Friday, January 21, 2011

Friday Songbook: I Thought about You

This Friday series is all about me indulging my love for the music of the the 2nd quarter of the 20th century. I've been calling it "the great American songbook," as many others have done before me. Songwriters from Tin Pan Alley to Hollywood were providing a near flood of music, and ever since then singers and musicians have been interpreting them in wildly divergent ways. Indeed, one of the strengths of these songs is their flexibility. Their composers provided the melodic starting-point for a thousand jazz combos, would-be crooners, and even rock, punk, and bluegrass singers. And the songs continue to be re-interpreted, re-recorded, and thus rediscovered by each new generation.

Last week I featured the rather starkly realistic 'Brother, Can You Spare a Dime,' but most of the songs of the depression era were remarkably sprightly and optimistic. One might even say, escapist. Ultimately, more than anything else they were romantic. The best of them expressed love and longing without ever seeming merely adolescent. During the war, many songs were about missing a loved one who was far away.

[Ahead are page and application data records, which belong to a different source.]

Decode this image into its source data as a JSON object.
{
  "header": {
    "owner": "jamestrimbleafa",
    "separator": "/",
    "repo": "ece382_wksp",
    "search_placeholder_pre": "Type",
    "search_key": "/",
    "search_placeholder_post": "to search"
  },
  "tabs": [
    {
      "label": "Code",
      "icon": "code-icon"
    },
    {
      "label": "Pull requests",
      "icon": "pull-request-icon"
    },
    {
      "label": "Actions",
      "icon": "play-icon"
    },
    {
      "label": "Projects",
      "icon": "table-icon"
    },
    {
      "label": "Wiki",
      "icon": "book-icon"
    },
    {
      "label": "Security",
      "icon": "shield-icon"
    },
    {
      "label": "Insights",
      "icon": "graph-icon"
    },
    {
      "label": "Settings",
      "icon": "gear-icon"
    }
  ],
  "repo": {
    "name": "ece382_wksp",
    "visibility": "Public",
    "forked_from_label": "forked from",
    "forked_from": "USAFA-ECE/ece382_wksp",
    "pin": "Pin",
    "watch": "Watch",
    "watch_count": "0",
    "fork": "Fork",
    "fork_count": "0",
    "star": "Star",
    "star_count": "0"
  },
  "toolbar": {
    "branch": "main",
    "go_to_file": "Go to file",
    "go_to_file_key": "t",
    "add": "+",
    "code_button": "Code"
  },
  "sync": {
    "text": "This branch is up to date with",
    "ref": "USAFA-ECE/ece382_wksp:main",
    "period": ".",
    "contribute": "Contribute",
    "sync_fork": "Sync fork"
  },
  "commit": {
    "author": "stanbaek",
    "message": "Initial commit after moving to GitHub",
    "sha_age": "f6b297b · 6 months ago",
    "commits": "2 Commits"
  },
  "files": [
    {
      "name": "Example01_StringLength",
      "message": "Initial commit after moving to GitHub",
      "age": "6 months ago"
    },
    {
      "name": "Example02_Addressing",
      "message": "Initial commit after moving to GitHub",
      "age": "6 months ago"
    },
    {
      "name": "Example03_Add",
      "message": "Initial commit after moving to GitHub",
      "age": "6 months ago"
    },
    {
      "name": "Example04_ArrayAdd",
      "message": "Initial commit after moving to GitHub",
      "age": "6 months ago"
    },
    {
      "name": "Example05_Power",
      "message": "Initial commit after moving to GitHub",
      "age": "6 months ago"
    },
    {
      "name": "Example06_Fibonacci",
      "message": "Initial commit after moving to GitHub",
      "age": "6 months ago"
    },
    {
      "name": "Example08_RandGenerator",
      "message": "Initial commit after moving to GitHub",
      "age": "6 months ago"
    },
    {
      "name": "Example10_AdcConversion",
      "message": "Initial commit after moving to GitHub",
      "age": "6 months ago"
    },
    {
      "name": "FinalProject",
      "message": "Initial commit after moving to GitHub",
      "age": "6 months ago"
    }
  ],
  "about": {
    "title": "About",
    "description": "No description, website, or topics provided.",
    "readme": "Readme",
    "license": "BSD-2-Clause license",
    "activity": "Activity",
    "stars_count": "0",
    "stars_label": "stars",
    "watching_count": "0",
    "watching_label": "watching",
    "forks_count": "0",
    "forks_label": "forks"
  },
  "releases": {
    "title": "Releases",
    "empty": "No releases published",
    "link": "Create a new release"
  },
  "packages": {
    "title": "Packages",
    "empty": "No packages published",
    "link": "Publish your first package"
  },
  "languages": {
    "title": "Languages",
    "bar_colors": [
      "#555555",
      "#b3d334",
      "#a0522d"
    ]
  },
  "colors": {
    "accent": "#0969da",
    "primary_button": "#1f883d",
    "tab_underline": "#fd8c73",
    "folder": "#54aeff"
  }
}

Lyrically, the vocabulary and the rhyming were often deceptively simple. Aspiring writers and poets can learn a lot from their use of single-syllable words, understatement, and impressionistic imagery. I could pick a hundred examples, by a myriad of composers. One of my favorite lyricists was Johnny Mercer. His songs had an easy conversational tone, one person speaking to another. Mercer wrote way too many great songs for me to name here, but a few are my particular favorites are 'That Old Black Magic,' 'Skylark,' 'Blues in the Night,' 'Come Rain or Come Shine,' and 'Moon River.' The following example, I Thought about You was written by Mercer with composer Jimmy van Heusen. Frank Sinatra's well-known version swings, and seems to have the tone of joy when lovers are reunited, but when Billie Holiday sings it, you feel she is mourning the increasing gulf that seems to be opening between her and the one she loves. She makes it a more poignant song by her vocal interpretation.

No comments: